Input data below:

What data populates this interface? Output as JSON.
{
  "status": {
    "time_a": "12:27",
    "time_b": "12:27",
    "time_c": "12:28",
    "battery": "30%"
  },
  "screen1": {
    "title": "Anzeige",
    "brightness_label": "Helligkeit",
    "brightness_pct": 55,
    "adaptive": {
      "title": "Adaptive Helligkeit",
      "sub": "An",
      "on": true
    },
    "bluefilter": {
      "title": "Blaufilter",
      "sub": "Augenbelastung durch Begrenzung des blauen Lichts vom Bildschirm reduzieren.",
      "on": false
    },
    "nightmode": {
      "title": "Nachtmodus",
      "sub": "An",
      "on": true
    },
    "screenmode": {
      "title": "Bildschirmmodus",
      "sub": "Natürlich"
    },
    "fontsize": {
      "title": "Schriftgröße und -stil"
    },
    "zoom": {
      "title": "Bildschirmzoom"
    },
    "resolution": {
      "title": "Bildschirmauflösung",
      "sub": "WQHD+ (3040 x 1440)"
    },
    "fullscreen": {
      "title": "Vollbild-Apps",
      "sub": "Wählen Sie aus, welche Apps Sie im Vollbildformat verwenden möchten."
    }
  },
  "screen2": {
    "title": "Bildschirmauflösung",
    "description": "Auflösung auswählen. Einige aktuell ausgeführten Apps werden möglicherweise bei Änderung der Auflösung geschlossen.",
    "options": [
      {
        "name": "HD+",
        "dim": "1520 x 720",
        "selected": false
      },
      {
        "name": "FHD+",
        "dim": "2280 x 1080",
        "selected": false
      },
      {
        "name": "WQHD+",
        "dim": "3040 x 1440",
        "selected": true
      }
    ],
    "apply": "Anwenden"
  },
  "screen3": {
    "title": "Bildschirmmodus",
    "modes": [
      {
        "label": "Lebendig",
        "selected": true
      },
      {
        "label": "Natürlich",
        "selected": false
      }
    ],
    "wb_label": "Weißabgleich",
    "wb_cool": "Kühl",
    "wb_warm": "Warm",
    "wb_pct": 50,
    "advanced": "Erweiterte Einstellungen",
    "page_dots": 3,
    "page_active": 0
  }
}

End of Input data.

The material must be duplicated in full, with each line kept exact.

**Written answer:**
What data populates this interface? Output as JSON.
{
  "status": {
    "time_a": "12:27",
    "time_b": "12:27",
    "time_c": "12:28",
    "battery": "30%"
  },
  "screen1": {
    "title": "Anzeige",
    "brightness_label": "Helligkeit",
    "brightness_pct": 55,
    "adaptive": {
      "title": "Adaptive Helligkeit",
      "sub": "An",
      "on": true
    },
    "bluefilter": {
      "title": "Blaufilter",
      "sub": "Augenbelastung durch Begrenzung des blauen Lichts vom Bildschirm reduzieren.",
      "on": false
    },
    "nightmode": {
      "title": "Nachtmodus",
      "sub": "An",
      "on": true
    },
    "screenmode": {
      "title": "Bildschirmmodus",
      "sub": "Natürlich"
    },
    "fontsize": {
      "title": "Schriftgröße und -stil"
    },
    "zoom": {
      "title": "Bildschirmzoom"
    },
    "resolution": {
      "title": "Bildschirmauflösung",
      "sub": "WQHD+ (3040 x 1440)"
    },
    "fullscreen": {
      "title": "Vollbild-Apps",
      "sub": "Wählen Sie aus, welche Apps Sie im Vollbildformat verwenden möchten."
    }
  },
  "screen2": {
    "title": "Bildschirmauflösung",
    "description": "Auflösung auswählen. Einige aktuell ausgeführten Apps werden möglicherweise bei Änderung der Auflösung geschlossen.",
    "options": [
      {
        "name": "HD+",
        "dim": "1520 x 720",
        "selected": false
      },
      {
        "name": "FHD+",
        "dim": "2280 x 1080",
        "selected": false
      },
      {
        "name": "WQHD+",
        "dim": "3040 x 1440",
        "selected": true
      }
    ],
    "apply": "Anwenden"
  },
  "screen3": {
    "title": "Bildschirmmodus",
    "modes": [
      {
        "label": "Lebendig",
        "selected": true
      },
      {
        "label": "Natürlich",
        "selected": false
      }
    ],
    "wb_label": "Weißabgleich",
    "wb_cool": "Kühl",
    "wb_warm": "Warm",
    "wb_pct": 50,
    "advanced": "Erweiterte Einstellungen",
    "page_dots": 3,
    "page_active": 0
  }
}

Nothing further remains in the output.